When enamel is lost, tooth decay is typically not far behind. The enamel of a tooth does a great job of protecting the internal structures of the tooth from decay and infection, but once it's lost, the tooth has almost no defense. If you lose enough enamel, you can experience pain, serious tooth decay, and worse.


If you grind your teeth on a regular basis, you may already have this problem. Tori are bony ridges that form under the gums in response to tooth grinding.

While harmless, tori can be uncomfortable depending on how far they stretch your gums and where they sit in your mouth. The excess bone is developed as a coping mechanism, as your body attempts to protect the jaw from the strain it's under when you grind your teeth by building new bone cells.

With tori, you can expect the problem to go away gradually after you stop grinding your teeth.

Complete Tooth Loss

Finally, tooth grinding can actually lead to you completely losing your teeth. This can happen in a variety of ways. For example, enamel loss can lead to severe tooth decay, which can cause the tooth to become infected and needing extraction.

Alternatively, you can lose your teeth just from excessive pressure and stress over a long period of time. Too much stress on a tooth can cause it to fracture, or it can cause the root beneath it to be damaged after putting up with too much strain. In either case, you could end up needing a root canal or a complete tooth removal.
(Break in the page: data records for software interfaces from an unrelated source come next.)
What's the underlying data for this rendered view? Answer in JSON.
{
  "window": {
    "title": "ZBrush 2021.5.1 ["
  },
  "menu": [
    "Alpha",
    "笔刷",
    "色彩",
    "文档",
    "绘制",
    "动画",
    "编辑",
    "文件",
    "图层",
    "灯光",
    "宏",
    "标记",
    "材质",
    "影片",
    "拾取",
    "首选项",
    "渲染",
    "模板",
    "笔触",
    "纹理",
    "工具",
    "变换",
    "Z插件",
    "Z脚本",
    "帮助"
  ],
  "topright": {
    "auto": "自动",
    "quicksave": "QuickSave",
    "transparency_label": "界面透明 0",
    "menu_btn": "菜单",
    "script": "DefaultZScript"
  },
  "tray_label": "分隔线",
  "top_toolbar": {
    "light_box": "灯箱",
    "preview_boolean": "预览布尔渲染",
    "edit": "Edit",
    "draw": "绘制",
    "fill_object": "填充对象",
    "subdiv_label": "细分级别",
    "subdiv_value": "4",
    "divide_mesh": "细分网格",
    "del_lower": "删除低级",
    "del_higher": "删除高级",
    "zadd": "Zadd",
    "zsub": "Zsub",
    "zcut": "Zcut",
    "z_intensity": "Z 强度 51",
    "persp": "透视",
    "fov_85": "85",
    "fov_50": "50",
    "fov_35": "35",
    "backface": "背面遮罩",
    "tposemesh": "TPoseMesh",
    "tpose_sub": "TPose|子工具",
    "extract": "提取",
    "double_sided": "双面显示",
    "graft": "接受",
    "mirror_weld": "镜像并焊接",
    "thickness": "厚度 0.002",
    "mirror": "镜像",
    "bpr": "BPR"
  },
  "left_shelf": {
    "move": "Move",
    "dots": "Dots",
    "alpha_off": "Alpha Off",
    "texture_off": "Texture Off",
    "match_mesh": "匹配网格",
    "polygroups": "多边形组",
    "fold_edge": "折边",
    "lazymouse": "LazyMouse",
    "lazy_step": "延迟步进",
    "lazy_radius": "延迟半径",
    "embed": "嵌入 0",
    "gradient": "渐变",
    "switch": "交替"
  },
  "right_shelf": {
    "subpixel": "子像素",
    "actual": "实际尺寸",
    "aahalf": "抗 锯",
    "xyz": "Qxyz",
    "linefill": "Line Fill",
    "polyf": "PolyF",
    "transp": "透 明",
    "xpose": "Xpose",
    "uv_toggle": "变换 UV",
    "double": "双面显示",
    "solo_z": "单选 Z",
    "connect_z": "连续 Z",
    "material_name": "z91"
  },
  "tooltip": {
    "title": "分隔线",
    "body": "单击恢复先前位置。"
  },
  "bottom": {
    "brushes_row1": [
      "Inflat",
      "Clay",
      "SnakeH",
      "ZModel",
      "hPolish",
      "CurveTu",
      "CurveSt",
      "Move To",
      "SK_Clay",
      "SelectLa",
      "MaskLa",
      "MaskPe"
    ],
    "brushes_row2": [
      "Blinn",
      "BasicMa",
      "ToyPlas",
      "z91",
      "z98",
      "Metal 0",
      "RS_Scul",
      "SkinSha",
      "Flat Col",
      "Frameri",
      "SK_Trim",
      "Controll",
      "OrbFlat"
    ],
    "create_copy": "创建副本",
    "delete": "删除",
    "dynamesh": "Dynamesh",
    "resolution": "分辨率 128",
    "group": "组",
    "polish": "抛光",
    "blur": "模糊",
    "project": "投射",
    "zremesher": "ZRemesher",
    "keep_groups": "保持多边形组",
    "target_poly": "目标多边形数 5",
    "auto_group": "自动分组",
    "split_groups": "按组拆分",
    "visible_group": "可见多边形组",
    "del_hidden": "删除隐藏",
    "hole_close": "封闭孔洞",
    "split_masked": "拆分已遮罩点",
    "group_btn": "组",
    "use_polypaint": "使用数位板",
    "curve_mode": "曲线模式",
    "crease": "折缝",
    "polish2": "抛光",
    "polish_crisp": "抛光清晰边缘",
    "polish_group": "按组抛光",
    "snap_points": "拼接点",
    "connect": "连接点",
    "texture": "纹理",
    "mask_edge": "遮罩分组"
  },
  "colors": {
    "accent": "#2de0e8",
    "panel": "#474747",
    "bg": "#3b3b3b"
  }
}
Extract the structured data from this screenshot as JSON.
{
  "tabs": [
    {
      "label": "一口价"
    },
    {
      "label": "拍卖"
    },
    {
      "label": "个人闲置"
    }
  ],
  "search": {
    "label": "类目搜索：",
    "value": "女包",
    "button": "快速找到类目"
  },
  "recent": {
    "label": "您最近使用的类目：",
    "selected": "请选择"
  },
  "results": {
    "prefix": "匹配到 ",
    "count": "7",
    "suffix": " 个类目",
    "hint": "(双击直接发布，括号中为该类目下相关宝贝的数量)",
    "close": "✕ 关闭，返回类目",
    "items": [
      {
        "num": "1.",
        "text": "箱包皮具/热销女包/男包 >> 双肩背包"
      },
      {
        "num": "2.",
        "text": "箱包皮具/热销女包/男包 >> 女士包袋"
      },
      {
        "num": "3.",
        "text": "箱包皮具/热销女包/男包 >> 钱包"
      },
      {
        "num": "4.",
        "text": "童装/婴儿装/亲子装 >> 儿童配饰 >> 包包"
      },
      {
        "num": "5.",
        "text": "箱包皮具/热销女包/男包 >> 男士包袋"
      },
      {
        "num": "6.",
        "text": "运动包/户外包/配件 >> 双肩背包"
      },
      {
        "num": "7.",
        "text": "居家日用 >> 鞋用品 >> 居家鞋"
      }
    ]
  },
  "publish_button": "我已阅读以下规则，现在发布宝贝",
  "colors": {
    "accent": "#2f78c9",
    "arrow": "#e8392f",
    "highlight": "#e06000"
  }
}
Grinding your teeth is about more than a simple toothache. If you're not taking steps to protect yourself from tooth grinding, consider doing so now. Wearing a nightguard will prevent tooth grinding while you sleep, and you can focus on being aware of when you're grinding your teeth during the day and learn how to make yourself stop. If you've been grinding for a long time, visit a dental office to make sure that the damage detailed above isn't already happening to you.